The Metropolitan Police Service was founded in 1829 and has two museum collections. The Crime Museum, formerly the Black Museum, was established in 1874 as the repository for criminal evidence. It is housed at New Scotland Yard and is not officially open to the public, although in the 19th century celebrities were able to visit, and it provided the inspiration for Arthur Conan Doyle’s Sherlock Holmes novels. The Metropolitan Police Heritage Centre opened more recently, in 2009. As a museum of the police service, it collects and displays items related to the day-to-day business of the police, such as uniforms and equipment. 

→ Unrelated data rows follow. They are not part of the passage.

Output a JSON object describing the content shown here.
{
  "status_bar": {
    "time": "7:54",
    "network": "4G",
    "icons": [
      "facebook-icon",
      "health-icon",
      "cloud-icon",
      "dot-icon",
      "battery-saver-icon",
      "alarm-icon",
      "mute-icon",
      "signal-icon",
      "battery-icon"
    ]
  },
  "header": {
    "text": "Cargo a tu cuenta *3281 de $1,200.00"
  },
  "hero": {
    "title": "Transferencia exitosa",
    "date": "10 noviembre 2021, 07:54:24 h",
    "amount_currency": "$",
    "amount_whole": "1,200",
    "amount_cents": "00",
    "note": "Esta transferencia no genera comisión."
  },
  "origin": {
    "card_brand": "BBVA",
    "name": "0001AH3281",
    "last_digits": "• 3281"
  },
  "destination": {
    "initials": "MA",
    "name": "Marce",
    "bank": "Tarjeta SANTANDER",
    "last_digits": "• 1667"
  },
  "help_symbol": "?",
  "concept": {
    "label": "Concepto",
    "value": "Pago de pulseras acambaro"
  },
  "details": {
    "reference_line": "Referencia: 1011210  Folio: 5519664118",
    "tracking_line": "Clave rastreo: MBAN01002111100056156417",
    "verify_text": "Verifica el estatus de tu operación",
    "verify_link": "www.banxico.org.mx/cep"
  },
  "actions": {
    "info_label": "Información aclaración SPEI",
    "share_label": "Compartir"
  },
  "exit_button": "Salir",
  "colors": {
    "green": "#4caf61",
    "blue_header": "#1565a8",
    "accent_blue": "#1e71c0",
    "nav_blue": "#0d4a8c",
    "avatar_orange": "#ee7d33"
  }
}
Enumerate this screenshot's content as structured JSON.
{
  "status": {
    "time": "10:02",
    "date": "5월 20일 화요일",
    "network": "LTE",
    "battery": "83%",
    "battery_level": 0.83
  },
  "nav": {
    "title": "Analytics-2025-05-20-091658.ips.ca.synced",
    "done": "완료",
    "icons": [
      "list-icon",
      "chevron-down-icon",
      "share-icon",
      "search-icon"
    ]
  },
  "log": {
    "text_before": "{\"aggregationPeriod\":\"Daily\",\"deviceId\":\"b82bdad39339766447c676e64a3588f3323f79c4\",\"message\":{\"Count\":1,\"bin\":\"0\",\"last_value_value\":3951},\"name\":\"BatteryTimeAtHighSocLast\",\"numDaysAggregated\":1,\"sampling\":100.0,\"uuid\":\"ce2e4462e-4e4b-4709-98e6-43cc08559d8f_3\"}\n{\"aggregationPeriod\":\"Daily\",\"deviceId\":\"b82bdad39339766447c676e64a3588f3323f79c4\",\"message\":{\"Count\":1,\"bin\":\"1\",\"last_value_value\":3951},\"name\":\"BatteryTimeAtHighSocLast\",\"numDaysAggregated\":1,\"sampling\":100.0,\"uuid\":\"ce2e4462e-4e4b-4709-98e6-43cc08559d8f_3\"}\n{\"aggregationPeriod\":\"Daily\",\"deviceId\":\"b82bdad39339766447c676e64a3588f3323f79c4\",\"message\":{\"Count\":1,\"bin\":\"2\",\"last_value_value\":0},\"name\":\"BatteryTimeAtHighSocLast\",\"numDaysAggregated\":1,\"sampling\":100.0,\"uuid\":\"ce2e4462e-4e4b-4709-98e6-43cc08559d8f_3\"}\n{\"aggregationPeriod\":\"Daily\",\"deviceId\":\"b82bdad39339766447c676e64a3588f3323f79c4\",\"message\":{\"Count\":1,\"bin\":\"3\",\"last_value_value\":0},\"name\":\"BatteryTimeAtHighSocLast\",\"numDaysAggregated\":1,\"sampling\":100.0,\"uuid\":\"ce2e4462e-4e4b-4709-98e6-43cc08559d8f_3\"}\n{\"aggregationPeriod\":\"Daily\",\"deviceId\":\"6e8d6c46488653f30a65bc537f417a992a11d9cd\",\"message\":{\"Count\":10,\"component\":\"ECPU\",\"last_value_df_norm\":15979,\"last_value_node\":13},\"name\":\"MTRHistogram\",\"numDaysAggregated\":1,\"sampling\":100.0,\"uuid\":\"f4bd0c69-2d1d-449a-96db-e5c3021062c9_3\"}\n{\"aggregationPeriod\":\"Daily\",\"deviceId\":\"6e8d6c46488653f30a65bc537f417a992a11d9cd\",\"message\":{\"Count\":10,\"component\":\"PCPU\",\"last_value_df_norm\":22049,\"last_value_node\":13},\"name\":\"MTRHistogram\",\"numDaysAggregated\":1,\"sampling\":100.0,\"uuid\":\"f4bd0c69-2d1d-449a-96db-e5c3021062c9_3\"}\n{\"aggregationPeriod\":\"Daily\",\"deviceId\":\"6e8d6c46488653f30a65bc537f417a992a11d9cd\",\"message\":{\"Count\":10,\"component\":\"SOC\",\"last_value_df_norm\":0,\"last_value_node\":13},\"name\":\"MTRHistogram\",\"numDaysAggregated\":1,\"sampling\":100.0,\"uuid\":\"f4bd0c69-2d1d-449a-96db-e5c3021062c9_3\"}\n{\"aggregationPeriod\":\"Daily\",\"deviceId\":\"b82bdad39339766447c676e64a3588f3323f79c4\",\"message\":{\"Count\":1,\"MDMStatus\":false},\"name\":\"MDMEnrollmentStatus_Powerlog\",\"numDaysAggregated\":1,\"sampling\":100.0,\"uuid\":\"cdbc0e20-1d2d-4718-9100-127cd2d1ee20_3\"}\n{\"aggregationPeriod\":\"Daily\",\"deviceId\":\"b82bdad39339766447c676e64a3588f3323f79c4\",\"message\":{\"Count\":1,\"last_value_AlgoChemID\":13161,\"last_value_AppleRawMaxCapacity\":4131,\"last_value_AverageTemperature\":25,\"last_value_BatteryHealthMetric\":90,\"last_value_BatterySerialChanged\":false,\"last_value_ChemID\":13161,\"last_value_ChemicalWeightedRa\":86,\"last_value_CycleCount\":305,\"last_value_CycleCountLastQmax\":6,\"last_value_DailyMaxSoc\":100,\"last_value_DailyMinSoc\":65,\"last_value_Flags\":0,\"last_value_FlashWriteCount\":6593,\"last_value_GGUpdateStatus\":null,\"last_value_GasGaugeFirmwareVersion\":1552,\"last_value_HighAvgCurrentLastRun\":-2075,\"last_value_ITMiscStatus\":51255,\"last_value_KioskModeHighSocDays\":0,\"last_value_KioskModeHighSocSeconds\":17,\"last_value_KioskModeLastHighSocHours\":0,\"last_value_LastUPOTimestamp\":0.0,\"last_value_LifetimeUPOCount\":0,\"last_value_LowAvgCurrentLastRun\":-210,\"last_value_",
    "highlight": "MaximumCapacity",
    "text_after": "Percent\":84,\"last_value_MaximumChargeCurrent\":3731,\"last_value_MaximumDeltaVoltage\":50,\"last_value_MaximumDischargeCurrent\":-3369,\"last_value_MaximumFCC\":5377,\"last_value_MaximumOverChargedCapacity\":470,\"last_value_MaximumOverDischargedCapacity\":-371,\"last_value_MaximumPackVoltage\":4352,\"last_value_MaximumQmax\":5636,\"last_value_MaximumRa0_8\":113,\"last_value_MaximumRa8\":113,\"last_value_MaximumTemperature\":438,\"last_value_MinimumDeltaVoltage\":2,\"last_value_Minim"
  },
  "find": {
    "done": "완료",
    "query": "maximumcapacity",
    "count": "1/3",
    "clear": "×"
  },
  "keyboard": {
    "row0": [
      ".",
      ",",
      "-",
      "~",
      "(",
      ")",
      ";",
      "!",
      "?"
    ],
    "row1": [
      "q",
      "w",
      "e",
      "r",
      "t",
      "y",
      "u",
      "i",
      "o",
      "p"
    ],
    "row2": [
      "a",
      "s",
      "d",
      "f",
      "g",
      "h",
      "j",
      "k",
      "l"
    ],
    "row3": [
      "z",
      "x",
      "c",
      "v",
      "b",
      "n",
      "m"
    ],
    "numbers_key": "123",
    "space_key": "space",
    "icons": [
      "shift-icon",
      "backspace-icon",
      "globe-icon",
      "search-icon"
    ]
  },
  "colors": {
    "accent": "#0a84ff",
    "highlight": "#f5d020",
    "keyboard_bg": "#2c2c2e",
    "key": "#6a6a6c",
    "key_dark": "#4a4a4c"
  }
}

Dr. Clare Smith took up the post of Centre Manager in 2018 and was faced with the immediate and huge challenge of cataloguing and classifying thousands of items. Existing documentation was sparse, slightly erratic and below museum standard; often objects had been classified by name of owner rather than type, demonstrating the ingrained police practice of recording everything as evidence with a story to be told. Being forced to re-catalogue the collection has resulted in some nice surprises – for example, the service’s medal collection previously thought to be 300 in size is in fact three times as large.

Knowing that 2019 marked the 100th anniversary of women in the Met police, Clare decided to concentrate on material that could be used in a forthcoming exhibition on female police officers. Thus, giving herself a focus and a deadline to see tangible results.

Clare’s simplified themed displays and policewomen exhibition have proved a great success with the Centre tripling its visitor figures. 

Another major challenge for Clare has been to learn the police language of her superiors (note to reader: SPOC means single point of contact, not the Star Trek character!), to educate them on the importance of museum practices and to generally raise the Heritage Centre’s profile within the Met’s strategic priorities.

Clare’s next cataloguing project will be to tackle the uniform collection. She is also aiming to tell the story of the police without bias or backing away from difficult stories and to give a voice to religions, races and groups who have not previously been represented in the displays. Alongside this, Clare is busy writing policies on loans and acquisitions, establishing networks with other police museums and volunteers, preparing for a move from West London to Woolwich and is already starting to think about how to mark the bicentenary of the Met in 2029. Good luck Clare! You have a big job on your hands and I, for one, can’t wait to see the results.

Written by Hannah Kauffman, Deputy Registrar, V&A Museum